To adjust the low limit screw on the RD, we're first going to screw it in to a point where it makes for poor shifting, and then back it out until things are perfect again. The hardest shift for a bicycle to make is to go into the biggest cog in the back (the low, or innermost gear) while the chain is on the big ring in the front (the outermost gear). This makes the RD work as hard as it possibly can. If we adjust for this condition, then it should work fine everywhere else. With the chain on the big ring in the front, shift to the 2nd biggest cog in the back (not the innermost cog, but the cog next to it).

From this position, screw the low limit screw in one full turn, then pedal and try to make the shift to the innermost cog in the back. If it makes the shift fine, then shift back to the other cog and move the low limit screw in one full turn. Repeat this process until you find a noticeable degredation in shifting. Don't screw the low limit screw in while the RD is in the lowest gear.
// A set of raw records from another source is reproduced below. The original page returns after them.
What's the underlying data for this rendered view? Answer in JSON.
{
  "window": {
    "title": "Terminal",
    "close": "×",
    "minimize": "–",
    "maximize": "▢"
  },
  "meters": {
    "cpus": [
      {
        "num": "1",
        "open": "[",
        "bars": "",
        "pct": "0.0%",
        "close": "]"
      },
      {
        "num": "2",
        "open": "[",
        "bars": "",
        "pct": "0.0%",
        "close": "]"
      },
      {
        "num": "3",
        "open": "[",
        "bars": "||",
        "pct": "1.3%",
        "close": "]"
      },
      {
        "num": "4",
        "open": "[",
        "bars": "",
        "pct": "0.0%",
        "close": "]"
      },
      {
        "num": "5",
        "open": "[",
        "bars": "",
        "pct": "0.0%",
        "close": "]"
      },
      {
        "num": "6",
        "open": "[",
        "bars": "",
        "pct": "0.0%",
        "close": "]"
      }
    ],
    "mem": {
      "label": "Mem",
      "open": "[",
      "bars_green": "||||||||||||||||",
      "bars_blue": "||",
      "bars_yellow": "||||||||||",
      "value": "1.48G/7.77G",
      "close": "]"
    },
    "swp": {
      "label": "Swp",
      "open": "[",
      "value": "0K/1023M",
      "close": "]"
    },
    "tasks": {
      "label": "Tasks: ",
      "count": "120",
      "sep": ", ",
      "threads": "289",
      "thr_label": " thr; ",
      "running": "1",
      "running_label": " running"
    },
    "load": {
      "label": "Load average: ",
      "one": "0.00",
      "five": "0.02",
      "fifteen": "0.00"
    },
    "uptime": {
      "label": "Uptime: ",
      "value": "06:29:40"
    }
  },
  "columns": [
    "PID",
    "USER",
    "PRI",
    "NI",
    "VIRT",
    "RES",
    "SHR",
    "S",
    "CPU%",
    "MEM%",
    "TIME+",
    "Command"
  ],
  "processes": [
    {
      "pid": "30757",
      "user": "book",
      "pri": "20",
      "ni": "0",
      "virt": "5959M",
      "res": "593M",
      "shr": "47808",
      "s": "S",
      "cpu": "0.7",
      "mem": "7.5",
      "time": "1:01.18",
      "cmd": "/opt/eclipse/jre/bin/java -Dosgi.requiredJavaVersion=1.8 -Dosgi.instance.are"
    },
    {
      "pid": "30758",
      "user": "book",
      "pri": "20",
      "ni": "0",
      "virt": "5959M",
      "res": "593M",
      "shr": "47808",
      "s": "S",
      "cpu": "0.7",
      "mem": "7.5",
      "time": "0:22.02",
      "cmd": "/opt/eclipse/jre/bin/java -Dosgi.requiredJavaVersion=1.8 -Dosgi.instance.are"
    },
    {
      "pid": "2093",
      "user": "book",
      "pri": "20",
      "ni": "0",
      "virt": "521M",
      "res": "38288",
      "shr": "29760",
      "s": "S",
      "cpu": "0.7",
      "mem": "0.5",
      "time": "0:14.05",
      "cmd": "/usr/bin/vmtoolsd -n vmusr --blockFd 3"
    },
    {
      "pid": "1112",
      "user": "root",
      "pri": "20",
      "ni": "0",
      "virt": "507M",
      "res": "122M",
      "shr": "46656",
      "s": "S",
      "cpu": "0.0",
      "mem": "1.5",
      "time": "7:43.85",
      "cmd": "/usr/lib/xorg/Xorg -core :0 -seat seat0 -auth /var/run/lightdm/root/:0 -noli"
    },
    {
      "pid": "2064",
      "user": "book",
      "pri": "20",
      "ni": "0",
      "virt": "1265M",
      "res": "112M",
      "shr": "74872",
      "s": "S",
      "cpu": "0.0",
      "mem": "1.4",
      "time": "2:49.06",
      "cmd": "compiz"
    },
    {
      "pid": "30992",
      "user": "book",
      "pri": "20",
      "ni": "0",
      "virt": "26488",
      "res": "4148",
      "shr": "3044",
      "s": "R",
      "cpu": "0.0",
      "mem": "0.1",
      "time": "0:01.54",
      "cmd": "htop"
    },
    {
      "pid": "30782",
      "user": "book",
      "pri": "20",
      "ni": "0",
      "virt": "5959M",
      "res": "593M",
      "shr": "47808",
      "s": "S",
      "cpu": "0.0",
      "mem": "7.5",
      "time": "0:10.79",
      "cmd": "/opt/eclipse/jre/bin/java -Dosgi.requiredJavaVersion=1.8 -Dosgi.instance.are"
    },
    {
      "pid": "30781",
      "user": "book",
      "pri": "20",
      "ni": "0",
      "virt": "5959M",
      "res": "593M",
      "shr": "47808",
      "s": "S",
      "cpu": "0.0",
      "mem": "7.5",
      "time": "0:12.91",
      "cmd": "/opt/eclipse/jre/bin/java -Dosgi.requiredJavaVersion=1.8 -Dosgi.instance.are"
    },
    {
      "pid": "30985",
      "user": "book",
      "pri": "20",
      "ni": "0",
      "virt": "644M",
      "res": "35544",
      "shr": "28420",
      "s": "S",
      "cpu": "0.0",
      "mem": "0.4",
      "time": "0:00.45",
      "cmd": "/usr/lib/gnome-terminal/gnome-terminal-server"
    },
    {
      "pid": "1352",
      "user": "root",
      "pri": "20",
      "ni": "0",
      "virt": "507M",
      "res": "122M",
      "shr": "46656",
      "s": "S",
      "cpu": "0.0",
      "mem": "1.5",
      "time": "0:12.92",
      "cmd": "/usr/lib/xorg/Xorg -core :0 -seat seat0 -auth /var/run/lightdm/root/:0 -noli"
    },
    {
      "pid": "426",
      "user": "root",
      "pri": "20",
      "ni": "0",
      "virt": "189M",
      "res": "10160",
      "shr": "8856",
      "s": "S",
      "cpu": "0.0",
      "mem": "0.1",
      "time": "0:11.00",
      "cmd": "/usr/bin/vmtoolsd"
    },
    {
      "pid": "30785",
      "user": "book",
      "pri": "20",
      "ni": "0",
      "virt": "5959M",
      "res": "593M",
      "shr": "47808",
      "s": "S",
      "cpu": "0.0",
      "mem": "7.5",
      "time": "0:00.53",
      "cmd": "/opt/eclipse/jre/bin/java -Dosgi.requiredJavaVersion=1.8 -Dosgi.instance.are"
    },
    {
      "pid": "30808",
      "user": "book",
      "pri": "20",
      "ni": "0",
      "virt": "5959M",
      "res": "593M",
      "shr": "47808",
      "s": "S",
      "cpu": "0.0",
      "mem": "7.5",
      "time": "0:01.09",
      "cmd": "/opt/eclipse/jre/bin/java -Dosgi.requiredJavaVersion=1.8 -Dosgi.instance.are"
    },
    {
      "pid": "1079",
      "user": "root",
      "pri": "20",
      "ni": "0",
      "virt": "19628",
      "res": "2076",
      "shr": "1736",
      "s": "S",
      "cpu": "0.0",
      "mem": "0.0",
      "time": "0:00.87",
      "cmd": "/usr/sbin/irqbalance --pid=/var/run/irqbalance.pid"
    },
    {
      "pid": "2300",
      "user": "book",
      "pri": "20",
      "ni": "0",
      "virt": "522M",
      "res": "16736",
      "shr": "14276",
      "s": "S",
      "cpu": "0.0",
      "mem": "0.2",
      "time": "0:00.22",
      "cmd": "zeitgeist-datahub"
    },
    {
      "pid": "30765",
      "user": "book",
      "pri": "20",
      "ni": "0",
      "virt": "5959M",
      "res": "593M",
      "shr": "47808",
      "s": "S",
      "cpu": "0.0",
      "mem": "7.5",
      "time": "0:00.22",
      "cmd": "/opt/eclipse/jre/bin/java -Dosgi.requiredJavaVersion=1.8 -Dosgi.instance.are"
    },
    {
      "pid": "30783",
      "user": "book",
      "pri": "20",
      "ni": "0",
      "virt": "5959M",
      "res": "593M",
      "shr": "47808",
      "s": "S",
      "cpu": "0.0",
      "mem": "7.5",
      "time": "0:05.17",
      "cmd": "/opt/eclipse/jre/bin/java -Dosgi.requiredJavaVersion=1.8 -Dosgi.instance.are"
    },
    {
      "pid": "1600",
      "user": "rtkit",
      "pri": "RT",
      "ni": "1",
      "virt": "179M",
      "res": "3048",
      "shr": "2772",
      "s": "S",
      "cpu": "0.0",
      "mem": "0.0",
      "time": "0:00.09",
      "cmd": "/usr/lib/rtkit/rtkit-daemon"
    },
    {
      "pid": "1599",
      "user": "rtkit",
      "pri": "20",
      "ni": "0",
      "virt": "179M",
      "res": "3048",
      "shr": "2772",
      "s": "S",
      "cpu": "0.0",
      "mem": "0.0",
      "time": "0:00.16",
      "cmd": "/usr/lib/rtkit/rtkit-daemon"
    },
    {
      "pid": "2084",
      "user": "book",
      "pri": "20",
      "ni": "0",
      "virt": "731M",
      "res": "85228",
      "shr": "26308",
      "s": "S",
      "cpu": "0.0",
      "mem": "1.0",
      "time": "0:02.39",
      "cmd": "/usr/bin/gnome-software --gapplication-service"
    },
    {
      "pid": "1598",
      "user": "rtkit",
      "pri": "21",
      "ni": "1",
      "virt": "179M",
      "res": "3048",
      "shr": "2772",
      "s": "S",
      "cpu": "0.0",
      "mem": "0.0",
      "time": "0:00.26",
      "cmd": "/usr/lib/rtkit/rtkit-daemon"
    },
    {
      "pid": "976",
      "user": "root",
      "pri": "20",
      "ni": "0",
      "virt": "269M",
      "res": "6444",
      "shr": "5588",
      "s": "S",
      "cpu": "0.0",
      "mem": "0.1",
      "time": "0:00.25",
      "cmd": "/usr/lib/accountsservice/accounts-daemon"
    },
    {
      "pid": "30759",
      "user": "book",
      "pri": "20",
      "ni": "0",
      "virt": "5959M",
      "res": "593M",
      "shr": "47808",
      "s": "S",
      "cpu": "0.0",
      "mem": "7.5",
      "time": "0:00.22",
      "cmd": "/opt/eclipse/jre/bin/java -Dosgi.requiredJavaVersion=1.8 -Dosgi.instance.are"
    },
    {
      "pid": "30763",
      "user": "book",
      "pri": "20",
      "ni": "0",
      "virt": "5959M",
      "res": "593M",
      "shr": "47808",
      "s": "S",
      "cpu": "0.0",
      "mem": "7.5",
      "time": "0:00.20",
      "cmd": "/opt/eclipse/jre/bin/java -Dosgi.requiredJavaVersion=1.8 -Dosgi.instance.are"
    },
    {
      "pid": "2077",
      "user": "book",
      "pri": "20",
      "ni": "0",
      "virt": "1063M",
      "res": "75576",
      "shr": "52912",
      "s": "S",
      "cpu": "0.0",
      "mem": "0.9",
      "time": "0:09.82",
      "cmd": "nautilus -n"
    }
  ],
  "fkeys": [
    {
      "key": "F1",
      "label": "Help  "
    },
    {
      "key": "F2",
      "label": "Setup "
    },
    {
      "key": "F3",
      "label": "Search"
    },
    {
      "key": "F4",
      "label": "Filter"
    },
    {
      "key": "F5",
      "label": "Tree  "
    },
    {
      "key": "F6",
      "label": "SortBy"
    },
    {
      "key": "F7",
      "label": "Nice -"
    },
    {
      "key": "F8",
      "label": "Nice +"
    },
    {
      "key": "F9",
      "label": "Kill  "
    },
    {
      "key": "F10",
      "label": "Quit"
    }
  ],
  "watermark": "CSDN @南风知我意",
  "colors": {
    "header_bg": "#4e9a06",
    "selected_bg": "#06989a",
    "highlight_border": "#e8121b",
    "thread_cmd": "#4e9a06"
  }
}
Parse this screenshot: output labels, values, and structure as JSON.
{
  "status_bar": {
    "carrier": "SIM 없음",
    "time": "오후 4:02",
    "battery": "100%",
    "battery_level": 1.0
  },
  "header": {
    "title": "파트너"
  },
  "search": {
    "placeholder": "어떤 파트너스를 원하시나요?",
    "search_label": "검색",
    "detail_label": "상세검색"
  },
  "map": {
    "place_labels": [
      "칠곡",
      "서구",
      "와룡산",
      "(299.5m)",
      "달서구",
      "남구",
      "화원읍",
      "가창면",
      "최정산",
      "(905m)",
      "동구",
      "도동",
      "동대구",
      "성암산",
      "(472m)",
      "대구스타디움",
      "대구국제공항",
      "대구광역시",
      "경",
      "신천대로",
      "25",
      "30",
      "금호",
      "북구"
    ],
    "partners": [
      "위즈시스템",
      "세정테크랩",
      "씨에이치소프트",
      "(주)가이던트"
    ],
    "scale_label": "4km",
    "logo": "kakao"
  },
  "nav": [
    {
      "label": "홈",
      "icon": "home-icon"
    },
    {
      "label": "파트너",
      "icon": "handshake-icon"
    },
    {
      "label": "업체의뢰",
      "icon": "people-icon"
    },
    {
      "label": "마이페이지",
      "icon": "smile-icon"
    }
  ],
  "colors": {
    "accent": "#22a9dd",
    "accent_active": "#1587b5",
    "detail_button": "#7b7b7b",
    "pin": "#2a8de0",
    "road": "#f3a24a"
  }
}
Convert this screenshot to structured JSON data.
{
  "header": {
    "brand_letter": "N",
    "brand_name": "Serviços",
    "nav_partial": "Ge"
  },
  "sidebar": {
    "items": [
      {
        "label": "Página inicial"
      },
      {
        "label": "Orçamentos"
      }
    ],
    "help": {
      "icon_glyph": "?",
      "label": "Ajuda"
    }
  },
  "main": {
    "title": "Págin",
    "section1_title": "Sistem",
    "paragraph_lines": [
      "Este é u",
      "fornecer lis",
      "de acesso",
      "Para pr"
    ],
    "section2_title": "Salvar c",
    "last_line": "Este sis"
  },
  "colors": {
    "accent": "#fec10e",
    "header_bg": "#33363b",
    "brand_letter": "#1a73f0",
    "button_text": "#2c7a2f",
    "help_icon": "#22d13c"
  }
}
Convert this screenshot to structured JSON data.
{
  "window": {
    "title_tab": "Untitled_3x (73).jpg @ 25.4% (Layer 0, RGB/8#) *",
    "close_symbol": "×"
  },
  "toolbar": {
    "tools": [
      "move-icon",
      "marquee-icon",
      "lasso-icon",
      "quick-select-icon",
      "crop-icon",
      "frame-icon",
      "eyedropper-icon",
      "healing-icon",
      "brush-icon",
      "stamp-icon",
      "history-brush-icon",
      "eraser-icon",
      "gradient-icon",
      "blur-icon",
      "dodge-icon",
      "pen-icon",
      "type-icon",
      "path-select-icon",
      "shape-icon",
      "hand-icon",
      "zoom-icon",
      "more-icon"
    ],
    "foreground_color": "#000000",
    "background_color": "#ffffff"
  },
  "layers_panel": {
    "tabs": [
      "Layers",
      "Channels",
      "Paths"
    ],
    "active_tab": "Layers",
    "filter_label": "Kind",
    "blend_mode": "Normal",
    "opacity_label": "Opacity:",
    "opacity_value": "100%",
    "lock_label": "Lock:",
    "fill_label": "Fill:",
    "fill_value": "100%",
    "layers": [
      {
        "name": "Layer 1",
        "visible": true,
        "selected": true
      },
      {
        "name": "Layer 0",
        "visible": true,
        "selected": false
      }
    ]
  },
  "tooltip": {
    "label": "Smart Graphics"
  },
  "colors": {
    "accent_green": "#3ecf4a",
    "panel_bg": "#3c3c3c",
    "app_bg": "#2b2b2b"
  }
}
Instead, shift down to the next gear and make the adjustment there, and then move the RD back to the low gear. Now that you know you've found the point where shifting is negatively impacted, back the low limit screw out (counter-clockwise) 1/4 turn and try to make the shift again. If it's perfect, great, if not, then shift back, back the screw out another 1/4 turn, and try again. Repeat until you find the point of adjustment that just finally eliminates the imperfect shifiting. Over time this screw is only going to seat in and loosen, so we're shooting for the tightest possible setting that still gives optimal shift performance. The low limit screw has now been set.

Remember that big screw called the B screw? That thing controls the amount of tension in the spring that rotates the derailleur body, and therefore controls the angle of the derailleur and distance of the pulley of the RD from the cogs. Different manufacturers call for different settings (SRAM for instance calls for about a 6mm gap from the RD pulley to the biggest cog). This is measured with the RD on the biggest cog in the back and the chain on the smallest ring in the front. For most Shimano derailleurs, increasing tension on this screw will move the RD farther away from the cogs in the back. Getting the RD close, but not touching, the cog is usually optimal.